From the beginning, the Indiana suffrage movement was integrated; black women attended suffrage conventions throughout the 1850s. One, unnamed in the records, even asked the white women if they were talking about her right to vote—and she was told yes! Naomi Bowman Talbert Anderson toured the Midwest in the 1860s and 1870s, calling for equal rights regardless of race or gender, as well as prohibition of alcohol, which she and many other suffragists felt would prevent the horrors of domestic violence.
Evansville’s Bettiola Fortson was a suffragist—and a hatmaker and a poet. Like a lot of African Americans in the 1910s, she moved to Chicago, where she got involved with the Alpha Suffrage Club, founded by Ida B. Wells. Fortson was the second vice president of the Alpha club, widely considered the nation’s first black women’s suffrage organization.
In 1912, Branch No. 7 of the Equal Suffrage Association was founded in the home of Madam CJ Walker. Branch No. 7 was the first suffrage organization in Indianapolis led entirely by black women and men; African American branches are also documented in Terre Haute and Marion, and other clubs around the state had black members. Carrie Barnes Ross, a public school teacher who was active in the NAACP, served as Branch No. 7’s first president. “We believe,” she wrote, “that colored women have need for the ballot that white women have, and a great many needs that they have not.
And last but not least—black women showed up to vote. We know from records that black women rushed out to register to vote as soon as they were able; in Columbus, the very first women in the county to register were black. In 1920, turnout in black precincts was high, and we also have at least one photo of black women waiting in line to vote.
These are tantalizing traces of an important but overlooked history. Dr. Anita Morgan at IUPUI received a May Wright Sewall Fellowship to do more research on black suffragists in Indiana.

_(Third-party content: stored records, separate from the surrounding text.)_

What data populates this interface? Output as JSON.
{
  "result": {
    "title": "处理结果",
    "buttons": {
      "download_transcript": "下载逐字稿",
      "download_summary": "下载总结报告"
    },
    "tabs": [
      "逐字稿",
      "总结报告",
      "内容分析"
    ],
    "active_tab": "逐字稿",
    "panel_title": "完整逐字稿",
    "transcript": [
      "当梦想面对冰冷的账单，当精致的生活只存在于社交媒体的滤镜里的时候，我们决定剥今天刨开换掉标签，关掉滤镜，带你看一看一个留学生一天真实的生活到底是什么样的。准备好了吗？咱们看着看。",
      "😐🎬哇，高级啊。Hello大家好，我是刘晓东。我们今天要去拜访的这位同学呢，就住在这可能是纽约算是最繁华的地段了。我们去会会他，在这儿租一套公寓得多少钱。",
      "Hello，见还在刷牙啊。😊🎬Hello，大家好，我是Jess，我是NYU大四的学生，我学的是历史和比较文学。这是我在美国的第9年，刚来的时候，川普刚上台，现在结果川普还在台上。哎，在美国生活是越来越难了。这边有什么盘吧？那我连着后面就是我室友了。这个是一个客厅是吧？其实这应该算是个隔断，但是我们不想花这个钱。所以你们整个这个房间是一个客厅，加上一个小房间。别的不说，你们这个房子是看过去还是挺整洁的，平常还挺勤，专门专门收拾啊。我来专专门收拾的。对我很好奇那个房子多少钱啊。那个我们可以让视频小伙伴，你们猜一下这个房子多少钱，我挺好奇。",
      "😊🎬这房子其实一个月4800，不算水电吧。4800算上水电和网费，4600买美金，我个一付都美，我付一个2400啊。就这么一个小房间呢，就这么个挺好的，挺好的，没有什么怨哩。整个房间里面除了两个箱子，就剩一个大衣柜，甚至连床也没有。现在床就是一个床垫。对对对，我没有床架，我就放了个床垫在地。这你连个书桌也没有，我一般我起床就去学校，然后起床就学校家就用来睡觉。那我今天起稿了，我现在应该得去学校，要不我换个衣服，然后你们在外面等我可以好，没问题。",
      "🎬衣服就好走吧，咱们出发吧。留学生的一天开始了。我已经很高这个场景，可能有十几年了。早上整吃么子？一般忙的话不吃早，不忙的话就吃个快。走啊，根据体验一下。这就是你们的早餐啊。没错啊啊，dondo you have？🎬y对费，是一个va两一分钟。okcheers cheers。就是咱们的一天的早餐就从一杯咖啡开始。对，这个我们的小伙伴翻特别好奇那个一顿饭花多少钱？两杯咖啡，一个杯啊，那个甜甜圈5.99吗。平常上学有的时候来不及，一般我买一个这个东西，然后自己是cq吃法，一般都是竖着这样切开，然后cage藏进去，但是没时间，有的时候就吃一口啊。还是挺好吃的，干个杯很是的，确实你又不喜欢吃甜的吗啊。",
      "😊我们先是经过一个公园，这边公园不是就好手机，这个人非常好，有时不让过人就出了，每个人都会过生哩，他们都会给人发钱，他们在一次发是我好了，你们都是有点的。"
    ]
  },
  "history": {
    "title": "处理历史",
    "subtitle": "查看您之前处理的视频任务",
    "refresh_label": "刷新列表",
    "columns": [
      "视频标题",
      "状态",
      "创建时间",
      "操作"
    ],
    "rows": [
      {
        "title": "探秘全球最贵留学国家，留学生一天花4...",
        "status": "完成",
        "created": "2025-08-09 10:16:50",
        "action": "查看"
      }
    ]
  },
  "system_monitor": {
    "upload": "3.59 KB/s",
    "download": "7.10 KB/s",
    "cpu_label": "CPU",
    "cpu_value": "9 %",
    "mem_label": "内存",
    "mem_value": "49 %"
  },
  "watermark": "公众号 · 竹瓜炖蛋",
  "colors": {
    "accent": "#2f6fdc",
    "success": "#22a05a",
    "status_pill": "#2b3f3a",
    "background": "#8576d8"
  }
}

This fall, a new book about black suffragists, Vanguard, will be published, and Indiana Humanities will be sharing as we learn all year long on @INSuffrage100. We hope you follow along as we discover and share the stories of the diverse women who fought so long and so hard for equal rights.
Leah Nahmias is the Director of Programs and Community Engagement for Indiana Humanities.